As a woman in STEM, I've had to explain this many times.

The thing is, according to the data we have, it isn't a very lucrative field for women at all, which is what's weirdest to me. One of the things the data cited did was compare 10 year total earnings on average, so for men, engineering compares to an average degree as follows:

Men - Engineering w/ College Degree: $1,845,000 --- AVERAGE College Degree: $1,517,200

So basically, over the ten years after graduating, a male engineer makes about $325k more than a male college graduate on average.

Women - Engineering w/ College Degree: $972,600 --- AVERAGE College Degree: $972,500

A female engineer on the other hand, is barely meeting average. Engineering is literally the single best major out of the ones measured for men, but for women, Business Admin, Health, Math/Phys Sciences, fuck, even Education outperforms it, and Education is atrocious for men.

So basically, a smart woman looking at the data would actively choose not to do Engineering because the pay simply isn't there. If she really wanted to go into a technical field, math/phys sciences will offer her almost $250k more over ten years on average.

I have no idea what causes this disparity, especially given that the other very 'hard science-y' field measured is math/phys sciences, and it's the best paying field available.

If I were forced to extrapolate from my personal biases and my personal experiences, plus the data sitting in front of us, I'd say this (for background, a woman in my family is a very successful engineer for IBM as well, so I'm basing this partially on conversations with her):

All fields suffer if you take a break, but engineering typically offers career paths that get absolutely gutted by time away. They're also incredibly unforgiving about the timing of those breaks - if your pregnancy happens to coincide with the launch of the video game console processor that you're heading up one of the teams for, say... well you're pretty fucking fucked. There's not exactly any way that's going to sit around, and everyone you worked with remembers the extra time they had to put in because of when you happened to get knocked up.

The other fields where women perform well tend to be fields with either no crunch window (business admin does, but it varies WIDELY in structure, so the impact is less, health doesn't really have it at all, and phys sciences has it, but it also has a large academic component which helps pad the numbers out), or outlets that are less reliant on crunch windows.

With no offense intended, I also think engineering in particular has a reputation for being kind of "well prove it" and then ignoring the evidence. As an example, this thread is great - someone presented the evidence, but most of the skeptical comments have as many upvotes as the evidence does, even when they're skeptical comments that were disproved by the very first link.

It makes the conversation feel pretty futile because it makes it seem like if you show up with anything less than ironclad evidence, you get utterly disregarded, and even if you bring ironclad evidence, 95% of people will ignore it. Sure, you're talking and engaging - but how many of the 55 people who upvoted you paid attention to another comment in this chain? I'm gonna get 5-10 upvotes, so will you. Most people read that first post, read your rebuttal, and then dismissed the first post as bullshit and moved on.

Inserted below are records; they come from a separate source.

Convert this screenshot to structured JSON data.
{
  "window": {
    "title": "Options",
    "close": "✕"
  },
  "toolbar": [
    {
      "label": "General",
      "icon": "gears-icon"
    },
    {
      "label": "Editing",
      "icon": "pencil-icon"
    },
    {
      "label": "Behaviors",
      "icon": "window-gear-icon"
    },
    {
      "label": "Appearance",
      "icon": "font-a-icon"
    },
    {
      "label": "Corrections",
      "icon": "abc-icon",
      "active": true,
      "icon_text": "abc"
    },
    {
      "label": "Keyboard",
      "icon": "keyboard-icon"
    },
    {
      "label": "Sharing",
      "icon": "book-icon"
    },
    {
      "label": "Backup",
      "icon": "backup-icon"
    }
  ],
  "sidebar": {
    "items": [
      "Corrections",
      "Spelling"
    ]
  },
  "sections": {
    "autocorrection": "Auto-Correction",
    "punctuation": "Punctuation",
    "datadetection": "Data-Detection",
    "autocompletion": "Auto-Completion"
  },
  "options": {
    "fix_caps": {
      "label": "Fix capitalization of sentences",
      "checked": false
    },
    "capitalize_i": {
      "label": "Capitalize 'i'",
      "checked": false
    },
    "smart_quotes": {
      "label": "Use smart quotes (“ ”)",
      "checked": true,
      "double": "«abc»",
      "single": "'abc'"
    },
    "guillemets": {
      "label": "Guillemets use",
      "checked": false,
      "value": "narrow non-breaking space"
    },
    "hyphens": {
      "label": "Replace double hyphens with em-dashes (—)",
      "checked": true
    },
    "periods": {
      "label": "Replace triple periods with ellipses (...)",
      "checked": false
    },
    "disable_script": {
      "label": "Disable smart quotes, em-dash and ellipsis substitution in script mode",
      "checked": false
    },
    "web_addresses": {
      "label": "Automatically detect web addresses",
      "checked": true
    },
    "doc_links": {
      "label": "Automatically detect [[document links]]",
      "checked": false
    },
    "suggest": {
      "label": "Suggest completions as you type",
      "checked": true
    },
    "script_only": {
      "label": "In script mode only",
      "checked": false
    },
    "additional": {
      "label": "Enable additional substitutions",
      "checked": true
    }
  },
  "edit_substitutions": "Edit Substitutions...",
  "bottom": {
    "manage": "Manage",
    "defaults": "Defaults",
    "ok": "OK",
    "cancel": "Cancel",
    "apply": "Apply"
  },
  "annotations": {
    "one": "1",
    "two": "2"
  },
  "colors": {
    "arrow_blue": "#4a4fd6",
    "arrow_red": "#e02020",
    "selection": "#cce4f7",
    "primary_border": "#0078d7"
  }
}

Engineering is the field with this reputation, and deserved or not, I think it has a serious impact on how many people go into it.

When I was choosing my major, I had several options and I specifically chose not to do engineering in part because the cultures of the engineering schools available to me was unappealing at best.

/r/funny Thread Parent Link -